“You don’t have to change your clothes on my account. I appreciate their honesty. I came as promised, but I never agreed to this.”
“Didn’t your mother ever tell you to always read the fine print when dealing with the devil?”
“She’s dead; she took off her armor, and they murdered her.”
Several moments of silence follow during which Ethan’s eyes never stray from her sorrow. “You can trust me, Maria,” he replies soberly, “I would never harm you.”
“Not knowingly, not on purpose I’m sure, but you will; it’s inevitable. Maybe I should leave; I’m beginning to wonder what I get out of the bargain anyway.”
“You get to spend lots of time with me. Isn’t that the real reason you came?”
“I always try to keep my promises even when they’re basically extorted from me.”
“The problem is, Maria, I can’t paint you, the real you, in a suit of armor. Maybe if you happened to be Joan of Arc. You really don’t have to hide from me.”
“I guess I’m not the first to be lured into your den. What do your other models do?”
“They always seem eager to take their clothes off,” he replies looking very pleased with himself.
“It sounds a lot like you’re presenting me with two options, Ethan.” Ah, you say to yourself, she’s taking charge of his name now. “Take my clothes off or allow you to choose my wardrobe. Isn’t that binary thinking?”
“Using my philosophy against me; that isn’t very nice,” he replies with a teacher’s pride in his student. “I surrender; round 1 to Maria. Why don’t you take a seat over there while I get everything set up. Anything to drink while you wait? It would have to be whiskey or water or coffee.”
“Hmm, quite a lot to choose from. Which do you recommend,” Maria asks glancing slowly around the room.
“The coffee is old; the whiskey is bold; the water is cold.”
“On second thought, I think I’ll go for the dress,” she announces, warming the environment with a dazzling smile.

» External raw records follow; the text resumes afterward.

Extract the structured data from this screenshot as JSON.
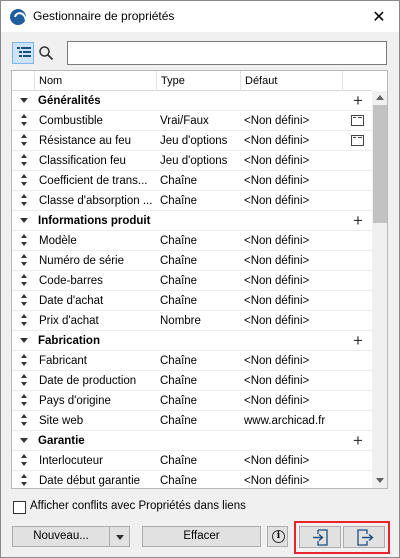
{
  "window": {
    "title": "Gestionnaire de propriétés"
  },
  "toolbar": {
    "search_value": "",
    "search_placeholder": ""
  },
  "table": {
    "columns": [
      "Nom",
      "Type",
      "Défaut"
    ],
    "groups": [
      {
        "name": "Généralités",
        "rows": [
          {
            "name": "Combustible",
            "type": "Vrai/Faux",
            "default": "<Non défini>",
            "options_icon": true
          },
          {
            "name": "Résistance au feu",
            "type": "Jeu d'options",
            "default": "<Non défini>",
            "options_icon": true
          },
          {
            "name": "Classification feu",
            "type": "Jeu d'options",
            "default": "<Non défini>",
            "options_icon": false
          },
          {
            "name": "Coefficient de trans...",
            "type": "Chaîne",
            "default": "<Non défini>",
            "options_icon": false
          },
          {
            "name": "Classe d'absorption ...",
            "type": "Chaîne",
            "default": "<Non défini>",
            "options_icon": false
          }
        ]
      },
      {
        "name": "Informations produit",
        "rows": [
          {
            "name": "Modèle",
            "type": "Chaîne",
            "default": "<Non défini>",
            "options_icon": false
          },
          {
            "name": "Numéro de série",
            "type": "Chaîne",
            "default": "<Non défini>",
            "options_icon": false
          },
          {
            "name": "Code-barres",
            "type": "Chaîne",
            "default": "<Non défini>",
            "options_icon": false
          },
          {
            "name": "Date d'achat",
            "type": "Chaîne",
            "default": "<Non défini>",
            "options_icon": false
          },
          {
            "name": "Prix d'achat",
            "type": "Nombre",
            "default": "<Non défini>",
            "options_icon": false
          }
        ]
      },
      {
        "name": "Fabrication",
        "rows": [
          {
            "name": "Fabricant",
            "type": "Chaîne",
            "default": "<Non défini>",
            "options_icon": false
          },
          {
            "name": "Date de production",
            "type": "Chaîne",
            "default": "<Non défini>",
            "options_icon": false
          },
          {
            "name": "Pays d'origine",
            "type": "Chaîne",
            "default": "<Non défini>",
            "options_icon": false
          },
          {
            "name": "Site web",
            "type": "Chaîne",
            "default": "www.archicad.fr",
            "options_icon": false
          }
        ]
      },
      {
        "name": "Garantie",
        "rows": [
          {
            "name": "Interlocuteur",
            "type": "Chaîne",
            "default": "<Non défini>",
            "options_icon": false
          },
          {
            "name": "Date début garantie",
            "type": "Chaîne",
            "default": "<Non défini>",
            "options_icon": false
          }
        ]
      }
    ]
  },
  "footer": {
    "checkbox_label": "Afficher conflits avec Propriétés dans liens",
    "checkbox_checked": false,
    "new_button": "Nouveau...",
    "clear_button": "Effacer",
    "info_button": "i"
  },
  "icons": {
    "app": "archicad-icon",
    "close": "close-icon",
    "list_view": "list-view-icon",
    "search": "search-icon",
    "import": "import-icon",
    "export": "export-icon"
  },
  "colors": {
    "highlight_border": "#e8232b",
    "selected_toggle": "#cce4f7",
    "app_icon": "#1f5e9e"
  }
}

“Wow, where did that come from?” You’re wondering the same thing. “I must be more convincing than I thought. The shop I have in mind is a pretty good walk. Do you mind or should we go in your car?”
“On foot. I hardly ever get to simply take a walk,” she replies lightheartedly.
As they stroll, moving ever closer together, an intimacy is developing that makes you feel like an invader of their privacy, but curiosity will not allow you to forget them, to get back in your car and drive away from the only two people in the universe. You do not care that you are now a voyeur stuck drafting off their reality.